ORONO, Maine — The Maine Department of Transportation’s plans to add a roundabout at the intersection of Route 2 and the Rangeley Road entrance to the University of Maine will not solve all the area’s traffic problems, but it’s a good start, Town Manager Sophie Wilson said Tuesday.

“We have an intersection that is dangerous,” Wilson told about 35 residents and Orono staffers at a public hearing about the project.

“The city is aware we have issues along the entire Park Street corridor,” Wilson said later, adding that is why town leaders recently enacted a six-month moratorium on developments along Park Street, “so we don’t exacerbate the problem.”

“The roundabout is the most important piece” of the long-term solution, the town manager said.

More than one resident said traveling through the area was “scary” at times, especially during high-volume times before and after classes at UMaine start or end.

Resident Danny Williams, who is the director of the Collins Center for the Arts, asked that additional safety measures be put into place now, since construction on the roundabout is not scheduled to start until early 2018.

“It’s a scary place, and I’m glad we’re addressing this, but we’re two years out,” Williams said.

Others said they worried about students exiting the Orchard Trails housing complex or gaining access to the Bangor Savings Bank, which will get a new driveway off Rangeley Road.

Rhobe Moulton, Maine Department of Transportation senior project manager, said the state is working with local officials to improve safety in the area. She said she expects the advertising for contractors to be placed in November 2017, with a projected January 2018 start.

“We’re currently looking at a $2.5 million estimate” for the roundabout, Moulton said.

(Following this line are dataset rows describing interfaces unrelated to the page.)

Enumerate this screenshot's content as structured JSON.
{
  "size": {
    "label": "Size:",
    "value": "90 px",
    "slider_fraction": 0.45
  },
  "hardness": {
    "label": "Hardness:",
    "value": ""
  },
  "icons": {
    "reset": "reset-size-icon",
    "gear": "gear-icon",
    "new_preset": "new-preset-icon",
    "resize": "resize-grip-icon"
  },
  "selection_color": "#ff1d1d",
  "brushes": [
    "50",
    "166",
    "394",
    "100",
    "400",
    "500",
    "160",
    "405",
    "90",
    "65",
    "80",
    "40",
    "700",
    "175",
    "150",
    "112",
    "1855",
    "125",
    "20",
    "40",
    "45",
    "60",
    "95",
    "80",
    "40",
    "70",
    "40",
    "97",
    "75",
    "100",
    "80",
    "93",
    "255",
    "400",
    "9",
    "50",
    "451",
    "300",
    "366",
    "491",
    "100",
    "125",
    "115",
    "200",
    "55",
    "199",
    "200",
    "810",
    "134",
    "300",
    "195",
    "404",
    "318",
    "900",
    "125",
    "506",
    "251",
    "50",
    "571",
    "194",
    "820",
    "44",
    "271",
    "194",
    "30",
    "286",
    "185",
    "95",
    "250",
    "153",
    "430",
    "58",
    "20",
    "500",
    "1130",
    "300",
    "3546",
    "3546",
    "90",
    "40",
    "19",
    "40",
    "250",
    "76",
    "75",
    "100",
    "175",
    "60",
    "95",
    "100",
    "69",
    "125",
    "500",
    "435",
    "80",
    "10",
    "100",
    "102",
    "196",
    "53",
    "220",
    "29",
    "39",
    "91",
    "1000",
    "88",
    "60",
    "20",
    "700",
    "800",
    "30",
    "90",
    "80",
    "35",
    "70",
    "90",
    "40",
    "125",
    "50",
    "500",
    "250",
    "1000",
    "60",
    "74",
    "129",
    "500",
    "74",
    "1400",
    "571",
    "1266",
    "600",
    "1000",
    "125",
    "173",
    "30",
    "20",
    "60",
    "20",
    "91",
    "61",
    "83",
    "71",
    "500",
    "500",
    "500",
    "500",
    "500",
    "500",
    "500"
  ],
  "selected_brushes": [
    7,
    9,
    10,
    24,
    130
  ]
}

The Orono roundabout, originally estimated to cost about $1.65 million, is one of 425 Maine Department of Transportation capital projects listed for 2014.

Sharisse Roberts, a certified orientation and mobility instructor for the blind and visually impaired, asked several questions about pedestrians crossing Route 2.

“All the crossings on Route 2 will have electric crossings,” project designer Jonathan French told residents.

Roberts asked about distance for the two crosswalks that take residents across Route 2 near Tradewinds store and Aroma Joe’s coffee shop and was informed the crossing was about 50 feet.

“This is just super scary the more I look at it,” Roberts said, expressing concerns about travel time with her blind or visually-impaired clients.

She said after the hearing ended that she was pleased with the response from state officials, who seemed to want to “take everything into consideration.”

Avid bicycle rider Erik DaSilva suggested a raised speed table to slow vehicle traffic moving through the area, and state and local officials agreed that is something they would consider.

“This project is not going to fix everything,” Moulton said.